Where I teach, days like this are a common occurrence. The scheduled assembly, music class, and PE class are completely out of my scheduling control. Plus, every Wednesday is an early dismissal day for students. While all the other days of the week students are dismissed at 2:30, on Wednesdays, they are released at 1:20. Our Wednesday afternoons are dedicated to staff, grade level, IEP, SST, and parent meetings. On the rare Wednesday where we don’t have a meeting, we might have a district-wide professional development afternoon, collaboration time, or teacher prep time. Obviously, my instructional time is limited on Wednesdays- even more so today due to the hour long assembly this morning.

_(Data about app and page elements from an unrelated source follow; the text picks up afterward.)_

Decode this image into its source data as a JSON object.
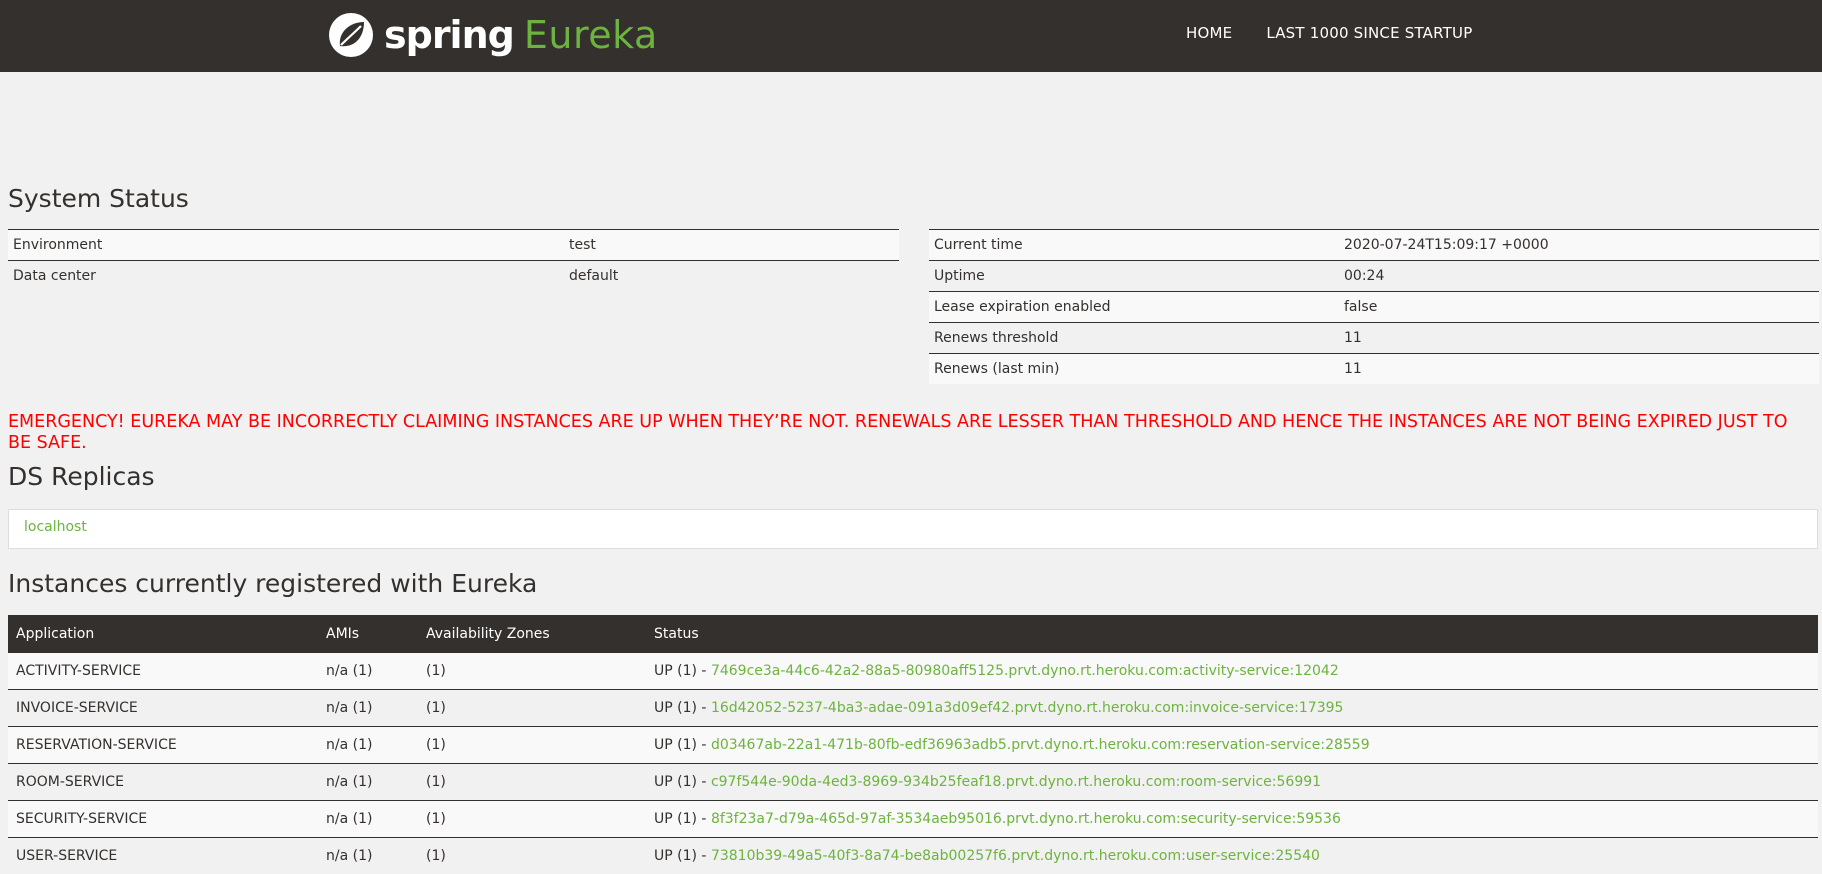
{
  "header": {
    "brand_spring": "spring",
    "brand_eureka": "Eureka",
    "nav": [
      "HOME",
      "LAST 1000 SINCE STARTUP"
    ]
  },
  "system_status": {
    "title": "System Status",
    "left": [
      {
        "key": "Environment",
        "value": "test"
      },
      {
        "key": "Data center",
        "value": "default"
      }
    ],
    "right": [
      {
        "key": "Current time",
        "value": "2020-07-24T15:09:17 +0000"
      },
      {
        "key": "Uptime",
        "value": "00:24"
      },
      {
        "key": "Lease expiration enabled",
        "value": "false"
      },
      {
        "key": "Renews threshold",
        "value": "11"
      },
      {
        "key": "Renews (last min)",
        "value": "11"
      }
    ]
  },
  "emergency": "EMERGENCY! EUREKA MAY BE INCORRECTLY CLAIMING INSTANCES ARE UP WHEN THEY’RE NOT. RENEWALS ARE LESSER THAN THRESHOLD AND HENCE THE INSTANCES ARE NOT BEING EXPIRED JUST TO BE SAFE.",
  "ds_replicas": {
    "title": "DS Replicas",
    "items": [
      "localhost"
    ]
  },
  "instances": {
    "title": "Instances currently registered with Eureka",
    "headers": [
      "Application",
      "AMIs",
      "Availability Zones",
      "Status"
    ],
    "rows": [
      {
        "app": "ACTIVITY-SERVICE",
        "amis": "n/a (1)",
        "zones": "(1)",
        "status_prefix": "UP (1) - ",
        "instance": "7469ce3a-44c6-42a2-88a5-80980aff5125.prvt.dyno.rt.heroku.com:activity-service:12042"
      },
      {
        "app": "INVOICE-SERVICE",
        "amis": "n/a (1)",
        "zones": "(1)",
        "status_prefix": "UP (1) - ",
        "instance": "16d42052-5237-4ba3-adae-091a3d09ef42.prvt.dyno.rt.heroku.com:invoice-service:17395"
      },
      {
        "app": "RESERVATION-SERVICE",
        "amis": "n/a (1)",
        "zones": "(1)",
        "status_prefix": "UP (1) - ",
        "instance": "d03467ab-22a1-471b-80fb-edf36963adb5.prvt.dyno.rt.heroku.com:reservation-service:28559"
      },
      {
        "app": "ROOM-SERVICE",
        "amis": "n/a (1)",
        "zones": "(1)",
        "status_prefix": "UP (1) - ",
        "instance": "c97f544e-90da-4ed3-8969-934b25feaf18.prvt.dyno.rt.heroku.com:room-service:56991"
      },
      {
        "app": "SECURITY-SERVICE",
        "amis": "n/a (1)",
        "zones": "(1)",
        "status_prefix": "UP (1) - ",
        "instance": "8f3f23a7-d79a-465d-97af-3534aeb95016.prvt.dyno.rt.heroku.com:security-service:59536"
      },
      {
        "app": "USER-SERVICE",
        "amis": "n/a (1)",
        "zones": "(1)",
        "status_prefix": "UP (1) - ",
        "instance": "73810b39-49a5-40f3-8a74-be8ab00257f6.prvt.dyno.rt.heroku.com:user-service:25540"
      }
    ]
  },
  "colors": {
    "header_bg": "#34302d",
    "accent_green": "#6db33f",
    "emergency_red": "#ff0000",
    "page_bg": "#f1f1f1"
  },
  "icons": {
    "logo": "spring-leaf-icon"
  }
}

However, lack of instructional time is not an excuse for robbing kids of precious learning moments. I’m a firm believer that we must make use of the valuable little time we have on days like these. Also, the saying that we make time for what we value is so true. If we value it, we do it.
Years ago, I made the deliberate choice to make time for self-selected independent reading every single day. Some days, independent reading time lasts 45 minutes. On days like today, we independently read for 15. Those 15 minutes of time matter.
We should never discount even small chunks of time- we must make the most of the valuable little time we have on the days where we feel like we have no time at all.